I also love the First Day of School. Public education is one of the most glorious instutions in this great country of ours. I respect and admire people that homeschool. It's wonderful that we have choices. However, for the safety of my children, I could never do it.
The First Day of School became a holiday of sorts in my family way back when my brothers and I were kids. Like most families in the 60s, my mother was a stay-at-home-mom. She loved being a homemaker. She loved us kids. But after weeks and weeks of summer heat and close proximity with kids -- her own and the rest of the neighborhood -- she celebrated when that marvelous day finally arrived: The First Day of School.
In jubilation, she would run to the hall closet where the American flag was kept at the ready for every national holiday. In a flourish of enthusiasm she would unfurl it and stick it in its bracket by the front door. "It's time to hang out the flag, she'd say, one of her favorite expressions for marking an occasion of great significance.
"That's disrespectful to the American flag," we would protest. "It's unconstitutional."
To which she recited, from her handbook on Care and Use of the American Flag, "The flag is hung in times of patriotism and celebration." We couldn't argue with her. My mother was as patriotic as the day is long.
For years, we'd hurry out the door on the First Day of School, past Old Glory and my mother on the front porch, waving good-bye -- a bit too eagerly I always thought. Eventually, our next door neighbor joined in when her kids became school-aged. In confusion one year, another neighbor hung his flag, too, probably scratching his head trying to figure out what the holiday was.
Now, as a mother myself, I understand my mother's thinking. In fact, the tradition has spread to my generation. On the first day of school as I bid my kids good-bye, the flag is flapping in the breeze. Two blocks down from me, my cousin has her flag flying when her four kids rush off to catch the first bus of the season. Even my Australian sister-in-law displays the stars and stripes on her day of emancipation.
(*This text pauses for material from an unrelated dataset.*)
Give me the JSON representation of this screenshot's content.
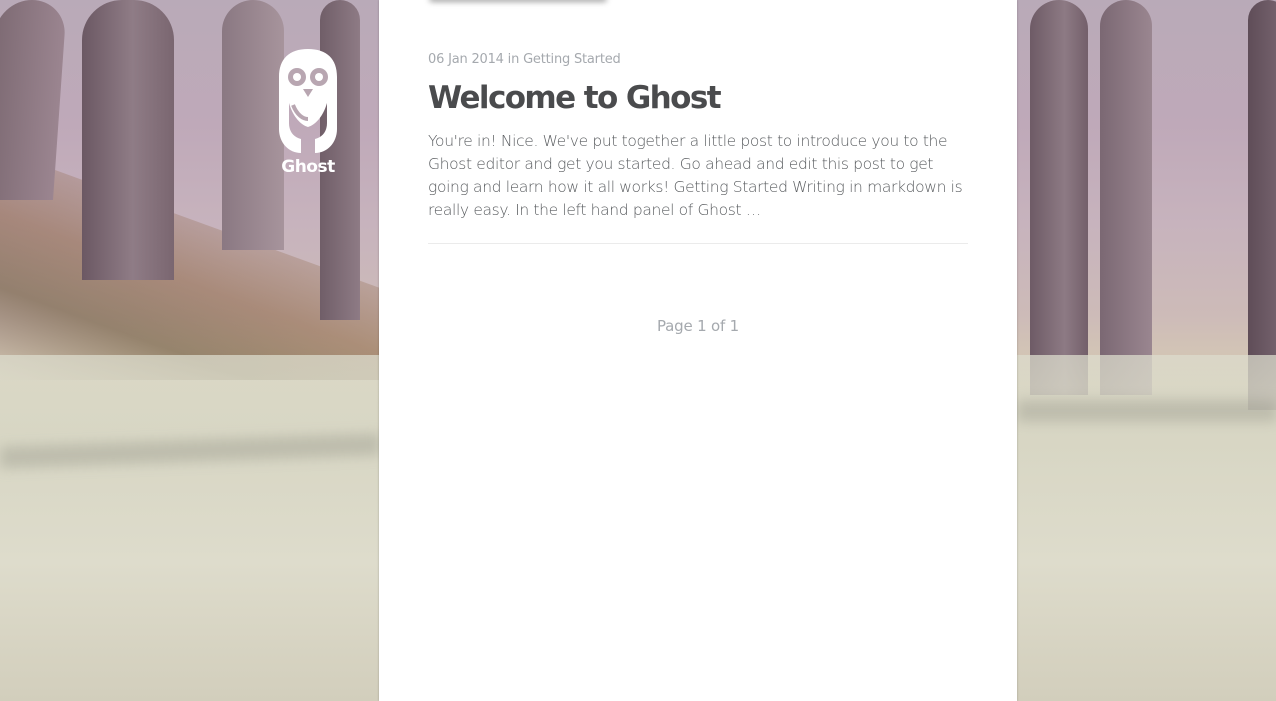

The more things change, the more things stay the same. A mother's joy on the First Day of School is one of them. Don't let those tears at the kindergarten door fool you. By next year and the years that follow, most mothers are whooping with glee